Source data:
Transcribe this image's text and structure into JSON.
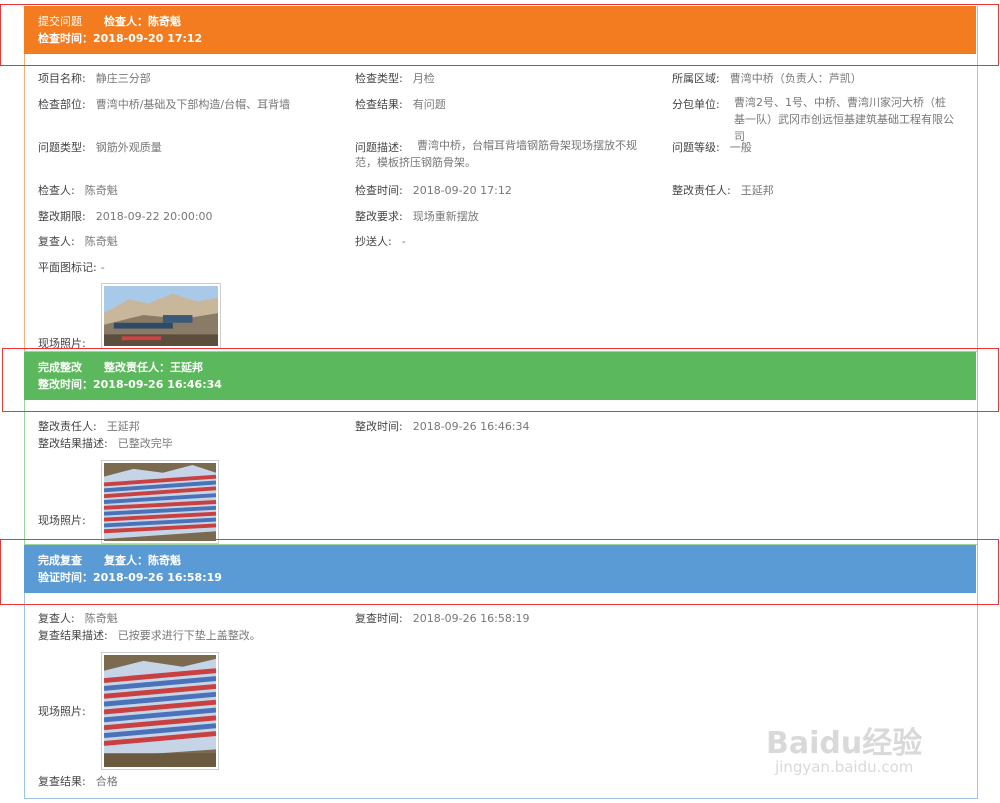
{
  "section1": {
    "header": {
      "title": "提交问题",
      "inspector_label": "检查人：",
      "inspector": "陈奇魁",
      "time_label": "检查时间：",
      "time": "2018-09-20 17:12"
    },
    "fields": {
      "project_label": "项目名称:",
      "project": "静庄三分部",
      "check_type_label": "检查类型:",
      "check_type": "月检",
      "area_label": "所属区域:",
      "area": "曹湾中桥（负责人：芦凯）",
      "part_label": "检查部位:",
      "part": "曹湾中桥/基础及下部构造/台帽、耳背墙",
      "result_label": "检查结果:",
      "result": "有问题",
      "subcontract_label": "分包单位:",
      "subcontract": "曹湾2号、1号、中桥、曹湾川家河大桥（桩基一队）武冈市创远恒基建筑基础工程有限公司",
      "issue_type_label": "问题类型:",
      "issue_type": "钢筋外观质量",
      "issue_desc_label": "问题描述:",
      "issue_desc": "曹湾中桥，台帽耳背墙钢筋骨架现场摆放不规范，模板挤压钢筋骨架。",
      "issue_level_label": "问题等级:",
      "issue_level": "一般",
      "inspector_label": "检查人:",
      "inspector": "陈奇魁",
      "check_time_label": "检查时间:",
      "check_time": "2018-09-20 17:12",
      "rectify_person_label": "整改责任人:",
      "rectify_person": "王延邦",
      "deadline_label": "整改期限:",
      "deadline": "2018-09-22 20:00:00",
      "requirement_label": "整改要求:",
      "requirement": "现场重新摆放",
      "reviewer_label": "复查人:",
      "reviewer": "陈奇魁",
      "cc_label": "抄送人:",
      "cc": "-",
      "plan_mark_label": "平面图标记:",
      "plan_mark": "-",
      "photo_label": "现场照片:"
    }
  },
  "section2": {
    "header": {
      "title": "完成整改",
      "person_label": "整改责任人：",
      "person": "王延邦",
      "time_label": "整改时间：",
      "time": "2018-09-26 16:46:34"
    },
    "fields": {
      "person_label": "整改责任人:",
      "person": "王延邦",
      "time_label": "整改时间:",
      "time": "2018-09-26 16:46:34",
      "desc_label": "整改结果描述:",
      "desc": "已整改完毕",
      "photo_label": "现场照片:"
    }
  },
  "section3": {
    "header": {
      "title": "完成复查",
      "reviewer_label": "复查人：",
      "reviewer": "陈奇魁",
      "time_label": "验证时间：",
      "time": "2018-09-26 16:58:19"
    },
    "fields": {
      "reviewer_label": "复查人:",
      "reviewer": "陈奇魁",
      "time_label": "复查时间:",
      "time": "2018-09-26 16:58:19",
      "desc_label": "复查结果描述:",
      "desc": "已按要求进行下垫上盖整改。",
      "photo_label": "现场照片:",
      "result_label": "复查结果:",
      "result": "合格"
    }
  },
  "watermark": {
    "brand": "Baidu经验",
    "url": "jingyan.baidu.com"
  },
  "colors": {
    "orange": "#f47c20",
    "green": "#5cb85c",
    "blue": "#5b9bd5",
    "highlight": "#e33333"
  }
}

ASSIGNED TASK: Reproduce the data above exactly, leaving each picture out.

SOLUTION:
Transcribe this image's text and structure into JSON.
{
  "section1": {
    "header": {
      "title": "提交问题",
      "inspector_label": "检查人：",
      "inspector": "陈奇魁",
      "time_label": "检查时间：",
      "time": "2018-09-20 17:12"
    },
    "fields": {
      "project_label": "项目名称:",
      "project": "静庄三分部",
      "check_type_label": "检查类型:",
      "check_type": "月检",
      "area_label": "所属区域:",
      "area": "曹湾中桥（负责人：芦凯）",
      "part_label": "检查部位:",
      "part": "曹湾中桥/基础及下部构造/台帽、耳背墙",
      "result_label": "检查结果:",
      "result": "有问题",
      "subcontract_label": "分包单位:",
      "subcontract": "曹湾2号、1号、中桥、曹湾川家河大桥（桩基一队）武冈市创远恒基建筑基础工程有限公司",
      "issue_type_label": "问题类型:",
      "issue_type": "钢筋外观质量",
      "issue_desc_label": "问题描述:",
      "issue_desc": "曹湾中桥，台帽耳背墙钢筋骨架现场摆放不规范，模板挤压钢筋骨架。",
      "issue_level_label": "问题等级:",
      "issue_level": "一般",
      "inspector_label": "检查人:",
      "inspector": "陈奇魁",
      "check_time_label": "检查时间:",
      "check_time": "2018-09-20 17:12",
      "rectify_person_label": "整改责任人:",
      "rectify_person": "王延邦",
      "deadline_label": "整改期限:",
      "deadline": "2018-09-22 20:00:00",
      "requirement_label": "整改要求:",
      "requirement": "现场重新摆放",
      "reviewer_label": "复查人:",
      "reviewer": "陈奇魁",
      "cc_label": "抄送人:",
      "cc": "-",
      "plan_mark_label": "平面图标记:",
      "plan_mark": "-",
      "photo_label": "现场照片:"
    }
  },
  "section2": {
    "header": {
      "title": "完成整改",
      "person_label": "整改责任人：",
      "person": "王延邦",
      "time_label": "整改时间：",
      "time": "2018-09-26 16:46:34"
    },
    "fields": {
      "person_label": "整改责任人:",
      "person": "王延邦",
      "time_label": "整改时间:",
      "time": "2018-09-26 16:46:34",
      "desc_label": "整改结果描述:",
      "desc": "已整改完毕",
      "photo_label": "现场照片:"
    }
  },
  "section3": {
    "header": {
      "title": "完成复查",
      "reviewer_label": "复查人：",
      "reviewer": "陈奇魁",
      "time_label": "验证时间：",
      "time": "2018-09-26 16:58:19"
    },
    "fields": {
      "reviewer_label": "复查人:",
      "reviewer": "陈奇魁",
      "time_label": "复查时间:",
      "time": "2018-09-26 16:58:19",
      "desc_label": "复查结果描述:",
      "desc": "已按要求进行下垫上盖整改。",
      "photo_label": "现场照片:",
      "result_label": "复查结果:",
      "result": "合格"
    }
  },
  "watermark": {
    "brand": "Baidu经验",
    "url": "jingyan.baidu.com"
  },
  "colors": {
    "orange": "#f47c20",
    "green": "#5cb85c",
    "blue": "#5b9bd5",
    "highlight": "#e33333"
  }
}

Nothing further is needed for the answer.